Today’s Kindle deals include a collection of books from Crossway; the common denominator seems to be preaching. You’ll also find many volumes of the Expositor’s Bible Commentary series on sale.
(Yesterday on the blog: Headlines and Happening, a roundup of some of the things Christians were talking about in the week that was.)
“Is God a good father? Can it be true? Can we allow our hearts for one solitary moment to bask in this kind of optimism? The answer is either yes or we simply have to reject the whole of the New Testament. That means it is all a lie, or it it means the entire thing is true. If the God of the Bible exists then his love as father is more amazing then we can conceive. It is better than anything our hearts ever hoped for.”

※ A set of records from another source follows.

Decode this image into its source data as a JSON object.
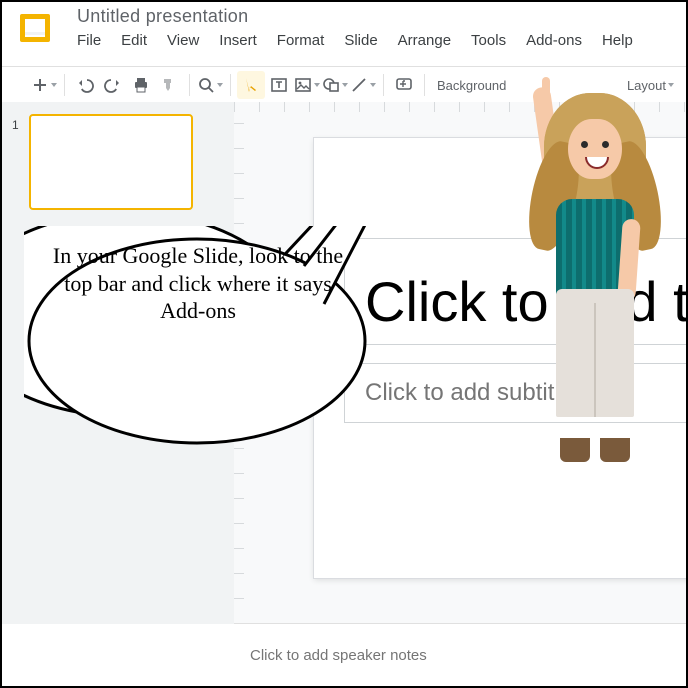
{
  "doc": {
    "title": "Untitled presentation"
  },
  "menu": {
    "file": "File",
    "edit": "Edit",
    "view": "View",
    "insert": "Insert",
    "format": "Format",
    "slide": "Slide",
    "arrange": "Arrange",
    "tools": "Tools",
    "addons": "Add-ons",
    "help": "Help"
  },
  "toolbar": {
    "background": "Background",
    "layout": "Layout"
  },
  "filmstrip": {
    "slides": [
      {
        "number": "1"
      }
    ]
  },
  "slide": {
    "title": "Click to add title",
    "subtitle": "Click to add subtitle"
  },
  "notes": {
    "placeholder": "Click to add speaker notes"
  },
  "bubble": {
    "text": "In your Google Slide, look to the top bar and click where it says Add-ons"
  }
}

This article wants you to believe divorce is often a good thing. Behind that false conclusion, however, is an interesting history of divorce. “Splitsville is no longer a shanty town full of bitter exes, crippled finances and broken hearts. While the breakup of a marriage is rarely easy, the big ‘D’ has changed significantly over the decades. In the span of a lifetime, it’s gone from being highly taboo to more American than apple pie; from the inspiration for a decade of angsty grunge anthems to introducing terms like ‘conscious uncoupling’ and ‘divorce-moons’ into our break-up lexicon. Today, we’re witnessing the rise of the ‘happy divorce.'”

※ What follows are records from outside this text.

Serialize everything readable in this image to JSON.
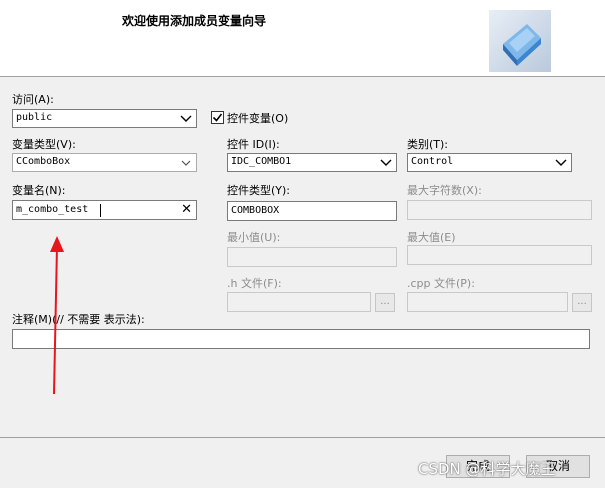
{
  "header": {
    "title": "欢迎使用添加成员变量向导",
    "icon": "wizard-cube-icon"
  },
  "access": {
    "label": "访问(A):",
    "value": "public"
  },
  "control_variable": {
    "label": "控件变量(O)",
    "checked": true
  },
  "variable_type": {
    "label": "变量类型(V):",
    "value": "CComboBox"
  },
  "variable_name": {
    "label": "变量名(N):",
    "value": "m_combo_test",
    "clear_glyph": "✕"
  },
  "control_id": {
    "label": "控件 ID(I):",
    "value": "IDC_COMBO1"
  },
  "category": {
    "label": "类别(T):",
    "value": "Control"
  },
  "control_type": {
    "label": "控件类型(Y):",
    "value": "COMBOBOX"
  },
  "max_chars": {
    "label": "最大字符数(X):",
    "value": ""
  },
  "min_value": {
    "label": "最小值(U):",
    "value": ""
  },
  "max_value": {
    "label": "最大值(E)",
    "value": ""
  },
  "h_file": {
    "label": ".h 文件(F):",
    "value": "",
    "browse": "..."
  },
  "cpp_file": {
    "label": ".cpp 文件(P):",
    "value": "",
    "browse": "..."
  },
  "comment": {
    "label": "注释(M)(// 不需要 表示法):",
    "value": ""
  },
  "buttons": {
    "finish": "完成",
    "cancel": "取消"
  },
  "watermark": "CSDN @科学大魔王",
  "colors": {
    "arrow": "#e8151b",
    "cube": "#3a86d0"
  }
}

This is a very common question and one that is often misunderstood. “‘Jesus talked more about self-righteousness than sexual sin; and, he said that self-righteousness was worse sexual sin.’ This response lends support to the idea that some sins are more heinous than others. However, it has sadly become the most common way in which many pastors have recently sought to downplay the severity of sexual sin. Contrary to the current narrative, the Scriptures, the Reformed Confessions and principles of nature teach us that some sins are more reprehensible than others.”
You may enjoy watching this timelapse video of a complete log cabin build by one man alone in the wilderness of Canada, from the first cut to the finished product.
Melissa Mayer says, “This week, I was denied a service because the company’s values are at odds with the values that Alliance Defending Freedom stands for—values I personally hold. And guess what? I’m okay with that. Allow me to explain.” Read her explanation; it matters.
Christie Blatchford covers a lot of trials and crime stories for the National Post and she is very concerned with a new trend. “This is where we are now. An execution, then no trial. Just an execution. You can forget about process, due or otherwise.”
“Over the next year, we’ll start spending less time on Facebook. Those of us who used it to catch up on the news will find less of it to read. We’ll watch fewer videos, and we’ll see fewer advertisements. In theory, Facebook will make less money off us — or, at least, the rate at which it makes more and more money off us will slow.” I, for one, am very interested to see how this works out for Facebook and its users.
Every pastor, and I suppose every Christian as well, has a kind of theological toolbox, a means of dealing with the questions and concerns that appear throughout life.
We cannot too much cultivate that spirit of love which disposes us to believe and hope the best we can of others. — John Newton